Thursday, March 14, 2013

Industry of Honduras

Manufacturing, which accounted for about one-fifth of the GDP in the early 21st century, is dominated by small-scale firms that operate with intermediate levels of technology and possess limited processing capabilities. Dozens of foreign-owned maquiladoras (duty-free manufacturing plants) were opened in the late 20th century, and by 1997 they employed as many as 75,000 workers, mostly women. The major products manufactured and processed are food products, beverages, textiles, clothing, chemicals, lumber, and paper products. The production of capital and heavy intermediate goods is minimal. Industrial plants are located largely in the urban areas of San Pedro Sula and Tegucigalpa.
Mineral resources are limited but include silver, gold, lead, zinc, antimony, iron, mercury, and copper. From the 19th to the mid-20th century, the economy was largely dependent upon the production of silver and gold, particularly from El Mochito mine, which was the largest in Central America. Mining accounts for a tiny percent of the GDP, with zinc the leading mineral export

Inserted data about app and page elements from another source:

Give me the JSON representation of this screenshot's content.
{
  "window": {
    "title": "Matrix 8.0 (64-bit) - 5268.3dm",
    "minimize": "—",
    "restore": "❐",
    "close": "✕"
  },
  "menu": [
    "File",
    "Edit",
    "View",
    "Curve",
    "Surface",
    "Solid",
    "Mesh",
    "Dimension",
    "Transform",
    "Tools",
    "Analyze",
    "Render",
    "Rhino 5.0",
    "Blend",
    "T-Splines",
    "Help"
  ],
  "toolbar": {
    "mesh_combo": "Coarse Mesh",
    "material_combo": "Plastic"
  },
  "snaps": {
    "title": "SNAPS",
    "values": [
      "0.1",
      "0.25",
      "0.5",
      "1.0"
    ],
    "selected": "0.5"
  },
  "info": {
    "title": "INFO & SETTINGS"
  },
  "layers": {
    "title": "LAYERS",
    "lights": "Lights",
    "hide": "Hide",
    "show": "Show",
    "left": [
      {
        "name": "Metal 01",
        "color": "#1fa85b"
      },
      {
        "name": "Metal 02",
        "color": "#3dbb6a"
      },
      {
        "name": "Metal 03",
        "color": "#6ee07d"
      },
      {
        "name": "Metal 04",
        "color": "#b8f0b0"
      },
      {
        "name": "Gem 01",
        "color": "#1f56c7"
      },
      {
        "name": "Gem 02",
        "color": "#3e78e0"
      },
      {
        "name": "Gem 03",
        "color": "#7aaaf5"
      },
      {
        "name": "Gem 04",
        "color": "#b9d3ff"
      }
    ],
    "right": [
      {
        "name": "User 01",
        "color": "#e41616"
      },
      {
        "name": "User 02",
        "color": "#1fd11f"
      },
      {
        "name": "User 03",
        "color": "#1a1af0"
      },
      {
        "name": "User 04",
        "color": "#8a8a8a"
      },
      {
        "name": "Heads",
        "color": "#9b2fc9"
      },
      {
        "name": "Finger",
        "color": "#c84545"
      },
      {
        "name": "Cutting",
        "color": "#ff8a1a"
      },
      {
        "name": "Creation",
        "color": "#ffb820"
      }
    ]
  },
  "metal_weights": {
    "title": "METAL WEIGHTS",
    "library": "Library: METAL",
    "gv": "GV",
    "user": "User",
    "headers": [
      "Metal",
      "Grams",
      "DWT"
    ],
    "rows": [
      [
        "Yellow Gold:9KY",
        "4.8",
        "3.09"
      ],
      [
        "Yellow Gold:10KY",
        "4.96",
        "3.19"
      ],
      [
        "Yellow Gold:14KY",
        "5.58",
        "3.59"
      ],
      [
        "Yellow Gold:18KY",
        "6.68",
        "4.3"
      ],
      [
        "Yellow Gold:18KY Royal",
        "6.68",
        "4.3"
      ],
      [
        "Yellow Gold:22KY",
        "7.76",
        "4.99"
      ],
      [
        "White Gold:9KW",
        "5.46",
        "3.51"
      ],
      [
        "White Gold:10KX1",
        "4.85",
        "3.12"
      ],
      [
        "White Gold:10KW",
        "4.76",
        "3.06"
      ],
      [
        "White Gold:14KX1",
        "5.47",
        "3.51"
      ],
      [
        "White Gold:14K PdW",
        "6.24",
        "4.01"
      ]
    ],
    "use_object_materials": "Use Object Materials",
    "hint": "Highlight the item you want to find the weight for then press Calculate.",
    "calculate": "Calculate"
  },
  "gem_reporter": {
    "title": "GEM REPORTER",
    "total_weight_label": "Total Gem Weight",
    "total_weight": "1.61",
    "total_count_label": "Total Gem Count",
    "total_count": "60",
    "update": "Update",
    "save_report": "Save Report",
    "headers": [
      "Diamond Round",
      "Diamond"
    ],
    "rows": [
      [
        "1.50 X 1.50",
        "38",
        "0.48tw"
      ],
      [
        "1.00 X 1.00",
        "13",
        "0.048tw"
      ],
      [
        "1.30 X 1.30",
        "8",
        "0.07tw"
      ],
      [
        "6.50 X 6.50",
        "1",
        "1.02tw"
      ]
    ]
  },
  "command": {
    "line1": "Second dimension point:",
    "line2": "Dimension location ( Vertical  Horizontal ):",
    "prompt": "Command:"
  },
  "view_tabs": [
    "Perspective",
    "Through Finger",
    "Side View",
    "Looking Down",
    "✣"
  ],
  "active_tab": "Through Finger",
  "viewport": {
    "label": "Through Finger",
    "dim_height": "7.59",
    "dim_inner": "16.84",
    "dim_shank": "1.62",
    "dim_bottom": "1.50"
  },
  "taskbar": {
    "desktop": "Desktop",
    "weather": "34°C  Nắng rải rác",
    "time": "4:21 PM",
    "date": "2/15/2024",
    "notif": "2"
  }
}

Sh          Honduras’ industrial segment comprises limited small-scale firms with intermediate level of technology and limited processing skills. The major Honduras industries include sugar, coffee, textiles, clothing and wood products. Honduras industrial segment employs nearly 20% of the country’s population and contributes 28% to the GDP. Although the country has rich forest reserves and deposits of silver, lead, zinc, iron, gold, antimony and copper, inadequate infrastructure has hampered its exploitation and growth of the mining industry.

An employee of the CAPROCAFIM cooperative in Honduras arranges cocoa seedlings. With support from the U.S. Department of Agriculture, TechnoServe and our partners have revitalized the cocoa industry in Honduras, creating a new source of income for farmers like the 60 members of CAPROCAFIM